WHAT THE EXERCISE ASKS — Your reply must consist of the data below, reproduced character for character.
⟨
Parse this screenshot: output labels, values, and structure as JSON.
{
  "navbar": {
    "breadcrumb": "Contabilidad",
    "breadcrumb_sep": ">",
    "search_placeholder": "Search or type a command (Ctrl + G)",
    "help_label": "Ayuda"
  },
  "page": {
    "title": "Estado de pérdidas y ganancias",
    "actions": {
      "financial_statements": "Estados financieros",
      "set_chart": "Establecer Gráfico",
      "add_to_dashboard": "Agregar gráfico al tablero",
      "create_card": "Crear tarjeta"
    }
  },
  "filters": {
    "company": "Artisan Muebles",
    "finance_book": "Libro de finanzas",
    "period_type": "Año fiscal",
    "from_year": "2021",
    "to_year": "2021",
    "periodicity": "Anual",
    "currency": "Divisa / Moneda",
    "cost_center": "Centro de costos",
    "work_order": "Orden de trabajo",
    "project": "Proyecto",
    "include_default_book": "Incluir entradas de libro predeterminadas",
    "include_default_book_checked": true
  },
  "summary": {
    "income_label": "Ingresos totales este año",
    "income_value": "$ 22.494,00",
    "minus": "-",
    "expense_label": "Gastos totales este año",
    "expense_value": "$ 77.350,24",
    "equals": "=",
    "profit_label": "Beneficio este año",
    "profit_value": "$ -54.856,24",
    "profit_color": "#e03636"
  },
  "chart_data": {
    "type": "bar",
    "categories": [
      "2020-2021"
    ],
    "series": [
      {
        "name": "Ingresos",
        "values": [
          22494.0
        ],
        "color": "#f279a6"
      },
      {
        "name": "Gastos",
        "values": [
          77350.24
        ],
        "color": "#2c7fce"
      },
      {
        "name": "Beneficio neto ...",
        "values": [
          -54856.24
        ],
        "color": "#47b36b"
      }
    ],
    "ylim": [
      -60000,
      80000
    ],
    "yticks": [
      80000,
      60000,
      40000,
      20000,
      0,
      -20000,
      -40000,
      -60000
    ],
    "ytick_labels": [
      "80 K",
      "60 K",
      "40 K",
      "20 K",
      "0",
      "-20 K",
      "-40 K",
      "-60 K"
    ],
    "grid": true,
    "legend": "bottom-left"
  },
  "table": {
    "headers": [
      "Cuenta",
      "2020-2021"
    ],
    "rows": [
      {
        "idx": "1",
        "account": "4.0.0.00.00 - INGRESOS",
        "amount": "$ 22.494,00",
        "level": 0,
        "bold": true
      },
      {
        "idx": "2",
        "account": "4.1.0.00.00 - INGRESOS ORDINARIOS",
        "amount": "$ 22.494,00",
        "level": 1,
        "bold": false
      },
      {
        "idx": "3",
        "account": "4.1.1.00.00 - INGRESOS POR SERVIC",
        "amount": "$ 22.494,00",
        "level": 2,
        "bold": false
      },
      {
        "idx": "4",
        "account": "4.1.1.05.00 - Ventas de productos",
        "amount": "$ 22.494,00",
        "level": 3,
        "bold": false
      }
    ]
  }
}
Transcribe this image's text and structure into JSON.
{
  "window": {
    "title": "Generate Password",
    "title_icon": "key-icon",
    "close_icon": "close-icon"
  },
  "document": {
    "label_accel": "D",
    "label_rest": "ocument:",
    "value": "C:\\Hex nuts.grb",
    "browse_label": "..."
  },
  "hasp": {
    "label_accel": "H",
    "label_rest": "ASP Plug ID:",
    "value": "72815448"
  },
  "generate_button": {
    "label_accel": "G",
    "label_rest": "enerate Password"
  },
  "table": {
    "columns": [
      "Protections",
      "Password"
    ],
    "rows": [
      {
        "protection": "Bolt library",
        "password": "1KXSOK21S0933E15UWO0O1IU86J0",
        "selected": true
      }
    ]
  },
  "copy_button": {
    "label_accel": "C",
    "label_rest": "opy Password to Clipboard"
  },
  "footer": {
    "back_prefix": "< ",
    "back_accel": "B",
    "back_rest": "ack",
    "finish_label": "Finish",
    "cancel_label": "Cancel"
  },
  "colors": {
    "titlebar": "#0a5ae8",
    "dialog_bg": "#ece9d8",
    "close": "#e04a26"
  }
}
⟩
ANSWER TO THE PROBLEM —
Parse this screenshot: output labels, values, and structure as JSON.
{
  "navbar": {
    "breadcrumb": "Contabilidad",
    "breadcrumb_sep": ">",
    "search_placeholder": "Search or type a command (Ctrl + G)",
    "help_label": "Ayuda"
  },
  "page": {
    "title": "Estado de pérdidas y ganancias",
    "actions": {
      "financial_statements": "Estados financieros",
      "set_chart": "Establecer Gráfico",
      "add_to_dashboard": "Agregar gráfico al tablero",
      "create_card": "Crear tarjeta"
    }
  },
  "filters": {
    "company": "Artisan Muebles",
    "finance_book": "Libro de finanzas",
    "period_type": "Año fiscal",
    "from_year": "2021",
    "to_year": "2021",
    "periodicity": "Anual",
    "currency": "Divisa / Moneda",
    "cost_center": "Centro de costos",
    "work_order": "Orden de trabajo",
    "project": "Proyecto",
    "include_default_book": "Incluir entradas de libro predeterminadas",
    "include_default_book_checked": true
  },
  "summary": {
    "income_label": "Ingresos totales este año",
    "income_value": "$ 22.494,00",
    "minus": "-",
    "expense_label": "Gastos totales este año",
    "expense_value": "$ 77.350,24",
    "equals": "=",
    "profit_label": "Beneficio este año",
    "profit_value": "$ -54.856,24",
    "profit_color": "#e03636"
  },
  "chart_data": {
    "type": "bar",
    "categories": [
      "2020-2021"
    ],
    "series": [
      {
        "name": "Ingresos",
        "values": [
          22494.0
        ],
        "color": "#f279a6"
      },
      {
        "name": "Gastos",
        "values": [
          77350.24
        ],
        "color": "#2c7fce"
      },
      {
        "name": "Beneficio neto ...",
        "values": [
          -54856.24
        ],
        "color": "#47b36b"
      }
    ],
    "ylim": [
      -60000,
      80000
    ],
    "yticks": [
      80000,
      60000,
      40000,
      20000,
      0,
      -20000,
      -40000,
      -60000
    ],
    "ytick_labels": [
      "80 K",
      "60 K",
      "40 K",
      "20 K",
      "0",
      "-20 K",
      "-40 K",
      "-60 K"
    ],
    "grid": true,
    "legend": "bottom-left"
  },
  "table": {
    "headers": [
      "Cuenta",
      "2020-2021"
    ],
    "rows": [
      {
        "idx": "1",
        "account": "4.0.0.00.00 - INGRESOS",
        "amount": "$ 22.494,00",
        "level": 0,
        "bold": true
      },
      {
        "idx": "2",
        "account": "4.1.0.00.00 - INGRESOS ORDINARIOS",
        "amount": "$ 22.494,00",
        "level": 1,
        "bold": false
      },
      {
        "idx": "3",
        "account": "4.1.1.00.00 - INGRESOS POR SERVIC",
        "amount": "$ 22.494,00",
        "level": 2,
        "bold": false
      },
      {
        "idx": "4",
        "account": "4.1.1.05.00 - Ventas de productos",
        "amount": "$ 22.494,00",
        "level": 3,
        "bold": false
      }
    ]
  }
}
Transcribe this image's text and structure into JSON.
{
  "window": {
    "title": "Generate Password",
    "title_icon": "key-icon",
    "close_icon": "close-icon"
  },
  "document": {
    "label_accel": "D",
    "label_rest": "ocument:",
    "value": "C:\\Hex nuts.grb",
    "browse_label": "..."
  },
  "hasp": {
    "label_accel": "H",
    "label_rest": "ASP Plug ID:",
    "value": "72815448"
  },
  "generate_button": {
    "label_accel": "G",
    "label_rest": "enerate Password"
  },
  "table": {
    "columns": [
      "Protections",
      "Password"
    ],
    "rows": [
      {
        "protection": "Bolt library",
        "password": "1KXSOK21S0933E15UWO0O1IU86J0",
        "selected": true
      }
    ]
  },
  "copy_button": {
    "label_accel": "C",
    "label_rest": "opy Password to Clipboard"
  },
  "footer": {
    "back_prefix": "< ",
    "back_accel": "B",
    "back_rest": "ack",
    "finish_label": "Finish",
    "cancel_label": "Cancel"
  },
  "colors": {
    "titlebar": "#0a5ae8",
    "dialog_bg": "#ece9d8",
    "close": "#e04a26"
  }
}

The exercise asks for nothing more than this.